While you might assume from the delicate flora and fauna that Indonesia would remain relatively peaceful by night, you’d be wrong. Amongst the country’s 18,000 islands, you’ll find everything from world-class DJs at city clubs to laid-back beach bars with traditional music. Jakarta’s nightlife is enough to make you consider whether New York is really worthy of the title ‘The City That Never Sleeps’; parties usually go on until sunrise, with the sound of everything from 80s and 90s hits to ear-bursting EDM echoing through the streets.

Of course, Bali boasts a bounty of nightlife too! Rooftop bars, theatre shows, full moon parties and beach clubs are all popular places to grab a cocktail or two. However, don’t forget about the magical atmosphere of Bali’s night markets,  comprised of traditional stalls selling local food, snacks and souvenirs and offering a new perspective on Indonesia post-sunset.

Group of guests at beach party in Canggu, Bali
Photo Credit: Cassie Gallegos via Unsplash

Malaysia or Indonesia: Where is better?

Colourful and characterful, both Malaysia and Indonesia have so many delights to uncover. Both are budget-friendly, easily accessible and welcoming of tourists, so choosing between these two countries can be a challenge!

Although Malaysia may be less known for tourism than Indonesia, you’ll be surprised by the abundance of gorgeous beaches, gourmet dining and astounding attractions to be enjoyed, and with Kuala Lumpur as its capital, you’re never too far from the buzz of the city.

However, if you’re looking for a true sense of culture, wildlife and local living, Indonesia is hard to beat!

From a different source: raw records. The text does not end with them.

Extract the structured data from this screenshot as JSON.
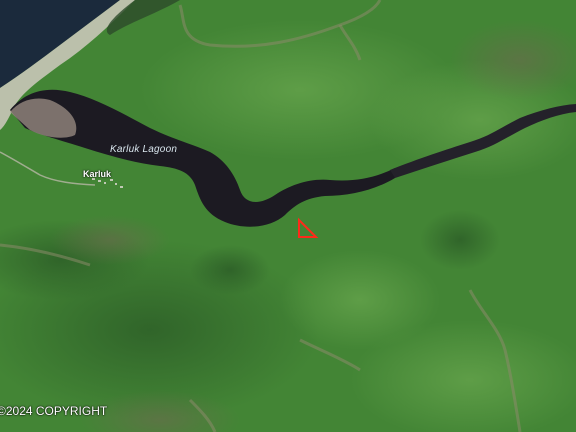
{
  "map": {
    "labels": {
      "lagoon": "Karluk Lagoon",
      "town": "Karluk"
    },
    "copyright": "©2024 COPYRIGHT",
    "colors": {
      "land": "#3f7f34",
      "land_light": "#5a9a44",
      "land_dark": "#2e5f2a",
      "water": "#1b2a3c",
      "river": "#1c1a22",
      "beach": "#c9c7b8",
      "parcel_outline": "#ff2a1a"
    },
    "features": [
      "ocean",
      "gravel-spit",
      "karluk-lagoon",
      "karluk-river",
      "road",
      "village",
      "property-parcel-marker"
    ]
  }
}
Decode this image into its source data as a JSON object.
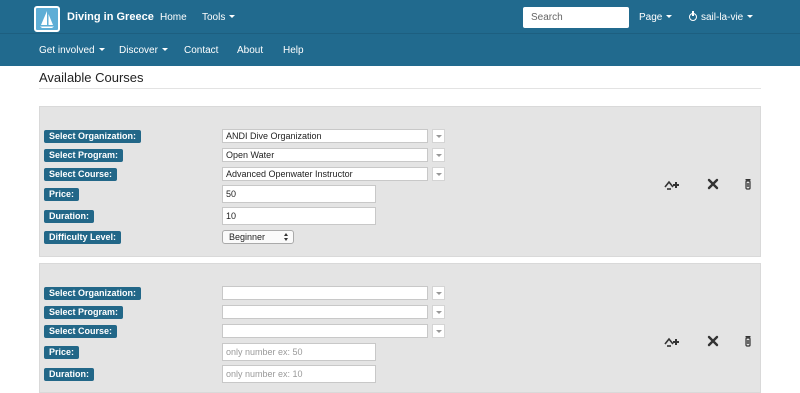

James Ardimento has spent the last 12 years journeying around the globe ! With its precious experiences and tips he gained around Asia, South America, Europe and the US he is a precious asset for this blog and for its readers